There’s a great remix of “Fight the Power” on the album that you did for the BET Awards. Is it a little wearying to know that the song is just as relevant 31 years later?
So that’s the second “Fight the Power” that we made in 1989 [P.E. borrowed the concept from the Isley Brothers’ 1975 song]. The Isleys’ song resonated to me, as a 15 year old. So we decided to say, that’s the sentiment, and this theme that Spike Lee wants [for Do The Right Thing]. But the quickest thing to realize is that, yes, it’s a long time, from ’89 to 2020, culturally, but it’s a short time in real life. So you can’t go around saying, haven’t we gone through this before? You’re always attacking systemic racism, you’re not going to say, “everything is cool now in white supremacy. And we could just like lay back.”
How did you get the surviving members of the Beastie Boys and Run-DMC to come together for “Public Enemy Number Won”?
I reached out to them to say for my 60th birthday [in August 2020], I want to pay homage to y’all. Let’s get on this track and roast it. Now I always work with the great DMC, but I was really totally awestruck and farklempt by Run also being enthusiastic about it. And also Mike D and Ad-Rock, breaking their code of not making a Beastie Boys record without MCA. They’re the ones that actually dragged me in to the industry, slowing me down for Rick [Rubin] and convincing me to [sign to Def Jam]. You guys dragged me into this thing, so I’m going to drag you guys back in with this song.
So, ‘It Takes A Nation of Millions to Hold Us Back’ jumped up to Number 15 on our new 500 Greatest Albums list. There was such a stylistic leap between that album and your debut, Yo! Bum Rush the Show. Was the change in your flow just from hearing people like Rakim?

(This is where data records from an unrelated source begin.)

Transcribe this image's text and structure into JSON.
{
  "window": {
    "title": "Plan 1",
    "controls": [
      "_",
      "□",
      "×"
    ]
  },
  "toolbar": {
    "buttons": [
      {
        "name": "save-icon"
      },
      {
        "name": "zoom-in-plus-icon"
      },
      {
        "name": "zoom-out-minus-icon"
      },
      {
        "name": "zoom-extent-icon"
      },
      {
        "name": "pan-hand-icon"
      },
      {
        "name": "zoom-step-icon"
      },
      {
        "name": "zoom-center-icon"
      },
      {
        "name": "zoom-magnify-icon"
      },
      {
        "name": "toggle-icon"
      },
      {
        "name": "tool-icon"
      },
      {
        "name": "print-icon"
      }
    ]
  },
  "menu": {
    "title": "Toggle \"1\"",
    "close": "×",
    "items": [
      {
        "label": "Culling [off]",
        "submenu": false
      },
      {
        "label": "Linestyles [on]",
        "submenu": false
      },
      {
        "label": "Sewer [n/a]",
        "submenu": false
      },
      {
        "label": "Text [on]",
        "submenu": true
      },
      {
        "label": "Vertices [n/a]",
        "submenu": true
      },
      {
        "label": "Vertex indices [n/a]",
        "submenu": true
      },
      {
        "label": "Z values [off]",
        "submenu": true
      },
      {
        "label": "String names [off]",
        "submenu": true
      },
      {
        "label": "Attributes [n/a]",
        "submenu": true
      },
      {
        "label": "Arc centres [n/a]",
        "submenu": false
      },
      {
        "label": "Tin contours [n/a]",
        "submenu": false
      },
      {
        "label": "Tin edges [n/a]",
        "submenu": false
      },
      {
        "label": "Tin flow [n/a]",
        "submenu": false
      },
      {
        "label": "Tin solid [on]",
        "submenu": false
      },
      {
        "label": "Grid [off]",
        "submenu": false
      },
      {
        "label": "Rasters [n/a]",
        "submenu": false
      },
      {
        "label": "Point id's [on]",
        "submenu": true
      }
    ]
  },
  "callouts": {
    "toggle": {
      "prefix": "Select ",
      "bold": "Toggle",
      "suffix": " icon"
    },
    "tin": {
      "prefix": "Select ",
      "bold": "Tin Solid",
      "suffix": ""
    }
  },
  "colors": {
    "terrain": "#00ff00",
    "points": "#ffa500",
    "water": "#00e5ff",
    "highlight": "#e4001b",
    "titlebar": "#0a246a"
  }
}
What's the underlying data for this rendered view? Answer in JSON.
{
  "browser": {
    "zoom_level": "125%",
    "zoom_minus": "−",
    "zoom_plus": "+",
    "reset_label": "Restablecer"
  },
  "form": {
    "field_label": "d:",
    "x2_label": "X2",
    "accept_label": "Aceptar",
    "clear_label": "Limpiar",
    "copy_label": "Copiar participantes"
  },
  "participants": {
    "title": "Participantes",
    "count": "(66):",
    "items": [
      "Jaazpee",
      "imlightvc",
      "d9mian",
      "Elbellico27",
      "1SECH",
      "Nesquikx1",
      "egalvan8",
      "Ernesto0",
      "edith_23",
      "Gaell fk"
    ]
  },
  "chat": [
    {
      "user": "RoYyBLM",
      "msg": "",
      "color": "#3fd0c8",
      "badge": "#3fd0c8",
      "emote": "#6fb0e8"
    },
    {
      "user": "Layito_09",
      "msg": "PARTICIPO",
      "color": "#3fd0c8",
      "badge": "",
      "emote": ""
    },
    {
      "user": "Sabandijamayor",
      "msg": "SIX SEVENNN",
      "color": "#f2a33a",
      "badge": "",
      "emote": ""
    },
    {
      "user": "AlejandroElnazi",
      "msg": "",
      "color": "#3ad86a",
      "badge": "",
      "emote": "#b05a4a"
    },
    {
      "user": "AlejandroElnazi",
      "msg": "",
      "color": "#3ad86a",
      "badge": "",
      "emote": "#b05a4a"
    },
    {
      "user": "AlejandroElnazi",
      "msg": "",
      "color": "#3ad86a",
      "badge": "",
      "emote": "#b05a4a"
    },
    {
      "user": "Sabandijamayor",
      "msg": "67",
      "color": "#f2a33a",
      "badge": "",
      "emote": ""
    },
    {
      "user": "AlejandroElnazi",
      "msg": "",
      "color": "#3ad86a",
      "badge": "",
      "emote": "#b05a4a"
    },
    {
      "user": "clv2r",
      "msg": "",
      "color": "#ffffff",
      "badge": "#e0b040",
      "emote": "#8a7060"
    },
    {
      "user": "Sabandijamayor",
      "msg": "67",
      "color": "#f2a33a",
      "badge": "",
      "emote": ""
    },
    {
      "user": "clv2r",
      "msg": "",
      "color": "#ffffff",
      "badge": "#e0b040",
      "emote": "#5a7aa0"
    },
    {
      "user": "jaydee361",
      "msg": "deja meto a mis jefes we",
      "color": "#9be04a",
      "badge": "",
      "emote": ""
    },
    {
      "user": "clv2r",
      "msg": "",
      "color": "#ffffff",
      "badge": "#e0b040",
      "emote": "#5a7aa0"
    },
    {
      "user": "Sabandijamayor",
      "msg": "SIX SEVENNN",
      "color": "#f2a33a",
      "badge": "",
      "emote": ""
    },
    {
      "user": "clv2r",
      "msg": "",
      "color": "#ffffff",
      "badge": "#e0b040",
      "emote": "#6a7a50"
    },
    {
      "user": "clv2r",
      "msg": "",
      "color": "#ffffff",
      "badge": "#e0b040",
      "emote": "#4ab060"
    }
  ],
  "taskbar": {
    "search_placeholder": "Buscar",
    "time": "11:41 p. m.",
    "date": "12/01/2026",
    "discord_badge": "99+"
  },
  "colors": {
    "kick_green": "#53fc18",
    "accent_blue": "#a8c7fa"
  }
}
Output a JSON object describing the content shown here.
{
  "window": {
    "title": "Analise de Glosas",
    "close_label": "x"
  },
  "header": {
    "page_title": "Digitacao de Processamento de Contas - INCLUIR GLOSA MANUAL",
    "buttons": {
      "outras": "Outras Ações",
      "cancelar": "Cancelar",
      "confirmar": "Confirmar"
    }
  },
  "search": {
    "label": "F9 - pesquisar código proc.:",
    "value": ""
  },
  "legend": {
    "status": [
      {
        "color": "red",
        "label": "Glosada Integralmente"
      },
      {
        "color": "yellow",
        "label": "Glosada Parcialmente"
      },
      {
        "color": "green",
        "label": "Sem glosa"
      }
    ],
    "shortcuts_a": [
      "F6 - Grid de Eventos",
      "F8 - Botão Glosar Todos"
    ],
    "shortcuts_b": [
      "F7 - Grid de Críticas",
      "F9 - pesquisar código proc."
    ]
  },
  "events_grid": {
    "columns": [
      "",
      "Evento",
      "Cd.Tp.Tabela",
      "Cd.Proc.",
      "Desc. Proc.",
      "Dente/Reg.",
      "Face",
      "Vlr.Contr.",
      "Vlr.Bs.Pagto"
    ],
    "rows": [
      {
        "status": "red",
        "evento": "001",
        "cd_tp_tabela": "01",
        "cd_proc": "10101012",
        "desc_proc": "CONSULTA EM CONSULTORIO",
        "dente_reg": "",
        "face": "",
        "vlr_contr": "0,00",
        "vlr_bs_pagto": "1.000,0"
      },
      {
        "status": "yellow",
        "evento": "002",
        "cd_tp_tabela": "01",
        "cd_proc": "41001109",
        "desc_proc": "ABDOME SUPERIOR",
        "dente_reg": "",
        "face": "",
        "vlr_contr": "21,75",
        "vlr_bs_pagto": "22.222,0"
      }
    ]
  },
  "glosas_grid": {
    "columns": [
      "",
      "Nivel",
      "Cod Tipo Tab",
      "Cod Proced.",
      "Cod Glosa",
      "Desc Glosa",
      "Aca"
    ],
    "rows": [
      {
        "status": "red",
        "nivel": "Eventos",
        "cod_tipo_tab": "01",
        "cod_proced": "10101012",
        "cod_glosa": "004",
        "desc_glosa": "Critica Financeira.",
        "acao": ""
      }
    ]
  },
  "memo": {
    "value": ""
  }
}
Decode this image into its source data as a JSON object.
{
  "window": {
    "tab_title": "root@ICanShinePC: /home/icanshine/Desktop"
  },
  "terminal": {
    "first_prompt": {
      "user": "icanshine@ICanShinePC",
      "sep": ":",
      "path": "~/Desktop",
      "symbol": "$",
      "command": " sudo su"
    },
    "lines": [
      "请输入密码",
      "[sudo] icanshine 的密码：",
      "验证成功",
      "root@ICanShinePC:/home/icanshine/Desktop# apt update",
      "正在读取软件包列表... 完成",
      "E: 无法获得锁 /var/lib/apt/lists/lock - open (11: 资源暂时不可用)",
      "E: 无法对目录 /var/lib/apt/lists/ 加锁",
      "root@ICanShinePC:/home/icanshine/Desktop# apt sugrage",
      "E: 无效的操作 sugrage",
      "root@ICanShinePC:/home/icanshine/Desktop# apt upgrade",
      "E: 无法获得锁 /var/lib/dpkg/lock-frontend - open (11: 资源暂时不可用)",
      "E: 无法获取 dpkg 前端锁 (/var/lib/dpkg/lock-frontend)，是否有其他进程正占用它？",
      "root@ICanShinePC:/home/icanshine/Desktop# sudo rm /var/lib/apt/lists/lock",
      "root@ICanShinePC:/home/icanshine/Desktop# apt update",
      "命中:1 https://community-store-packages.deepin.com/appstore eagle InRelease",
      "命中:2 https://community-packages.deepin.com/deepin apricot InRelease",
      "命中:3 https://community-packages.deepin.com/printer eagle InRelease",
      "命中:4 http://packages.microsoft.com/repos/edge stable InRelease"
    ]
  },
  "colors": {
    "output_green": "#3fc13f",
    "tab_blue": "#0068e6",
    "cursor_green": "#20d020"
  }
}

Two guys helped me design a rhyme pattern which would help me with faster speeds. And that was Rakim, especially on “You Know You Got Soul,” and also KRS-One, particularly on the song “Poetry.” KRS-One and Rakim were able to take faster speeds and make the beats go to them. That was different from what Run-DMC and Schoolly D and Whodini and everybody were doing. They were rhyming to the beat and keeping up with the beat. And then people were able to figure out faster beats. A guy like Big Daddy Kane was just phenomenal once he went on took on faster beats, too. But nobody was messing around with our beat areas, like 109 beats per minute. So it was faster, it was stronger, and it was aggressive. So even to this day, you can’t mix Public Enemy records with a regular DJ set. It’s just totally different attacks on the music.